It's clear that these devices offer benefits over the traditional book, despite having a long way to go to equalling the dead tree's readability. That's to be expected given that we've been working on 'version 1.0' for hundreds of years.

While they improve readability though, I hope they'll also start to work on improving the things a paper book CAN'T do.

Further reading

Here are a few posts I highly recommend reading (if pressed for time, choose them over this post):

  • Books in the age of the iPad, Craig Mod, March 2010: A ton of thoughts on layout, typography, and purposes books serve. Among other things I thank him for crystalizing in my mind the idea of "Formless" vs "Definite" content, a concept I'd been thinking about but couldn't nail down the way he did. His follow-up piece is also must-read.
  • Random Thoughts about the Kindle, Seth Godin, June 2008: First of his two posts riffing on what Kindle is and what it could be. Money quote: "Kindle does a fine job of being a book reader, and a horrible job of actually improving the act of reading a book"
  • Reinventing the Kindle (part II), Seth Godin, February 2009: His second post on the subject, conceived mainly while wearing his marketing hat, with a sprinkle of 'how could social networks make this better'.
  • In addition, it was Dave Edery who opened my eyes to thinking of the Kindle as a game platform, which of course it can and will be.
  • Also, this presentation summarizing Portical's research project into the usage of books and ebooks had a few ah-ha's that make it worth reading.
  • Additional fuel the the fire from Cory Doctorow's many posts on the Kindle and the iPad. Many of them related to the other topic I alluded to above, but some of which pertain to things I'd very much want in an eReader. (1,2)
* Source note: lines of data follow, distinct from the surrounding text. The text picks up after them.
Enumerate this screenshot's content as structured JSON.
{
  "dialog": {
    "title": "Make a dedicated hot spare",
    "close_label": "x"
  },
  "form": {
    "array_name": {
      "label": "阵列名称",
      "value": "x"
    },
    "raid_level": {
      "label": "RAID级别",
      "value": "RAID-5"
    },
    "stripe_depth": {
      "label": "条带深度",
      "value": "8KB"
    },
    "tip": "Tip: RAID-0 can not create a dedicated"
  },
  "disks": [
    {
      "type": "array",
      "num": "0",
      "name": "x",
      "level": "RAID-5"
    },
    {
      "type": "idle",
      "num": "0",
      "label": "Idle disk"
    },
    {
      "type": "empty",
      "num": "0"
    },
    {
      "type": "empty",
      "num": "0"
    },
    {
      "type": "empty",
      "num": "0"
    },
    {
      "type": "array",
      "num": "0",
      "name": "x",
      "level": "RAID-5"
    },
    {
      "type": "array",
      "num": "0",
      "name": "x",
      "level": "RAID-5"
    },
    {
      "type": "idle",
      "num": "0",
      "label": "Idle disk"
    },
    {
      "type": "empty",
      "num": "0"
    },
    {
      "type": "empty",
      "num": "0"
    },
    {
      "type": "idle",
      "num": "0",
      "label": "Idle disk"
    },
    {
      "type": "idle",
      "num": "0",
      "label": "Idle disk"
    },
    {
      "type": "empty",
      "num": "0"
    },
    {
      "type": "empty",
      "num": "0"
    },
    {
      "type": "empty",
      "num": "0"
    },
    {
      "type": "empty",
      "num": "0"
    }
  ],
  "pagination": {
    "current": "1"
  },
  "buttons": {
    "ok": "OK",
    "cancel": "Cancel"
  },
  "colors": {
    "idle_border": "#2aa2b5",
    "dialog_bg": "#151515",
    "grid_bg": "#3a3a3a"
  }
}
Yakuza on Yakuza

Lisa Katayama & Jake Adelstein bring us a pretty unique game review, Sega's Yakuza 3, as reviewed by three members of the Yakuza (who all walk away pretty impressed with the game's accuracy).

Thursday, August 5, 2010

Book Review: Our Days are Numbered

I bought this book on a recommendation*, and it turned out to be a bad call. I was expecting something like a cross between Freakonomics and Jim Blinn's Corner series, taking every day observations and taking a mathematician's view of the subjects. The author sets out to do this, but they bulk of topics are far too lightweight. Ranging from geometry to solve carpet area (really?) to a high level view of fractals. I did manage to glean a bit of info from it (e.g. why it takes four rather than three satellites to accurately triangulate a GPS location), but mostly it wasn't of use to me.

Might be ok for a high school kid or for someone with little math, but otherwise pass.

*One of the downsides of using my Amazon wish list to manage my book consumption queue is that when I add a book on a recommendation, I later don't remember who it was that gave me the recommendation. :-/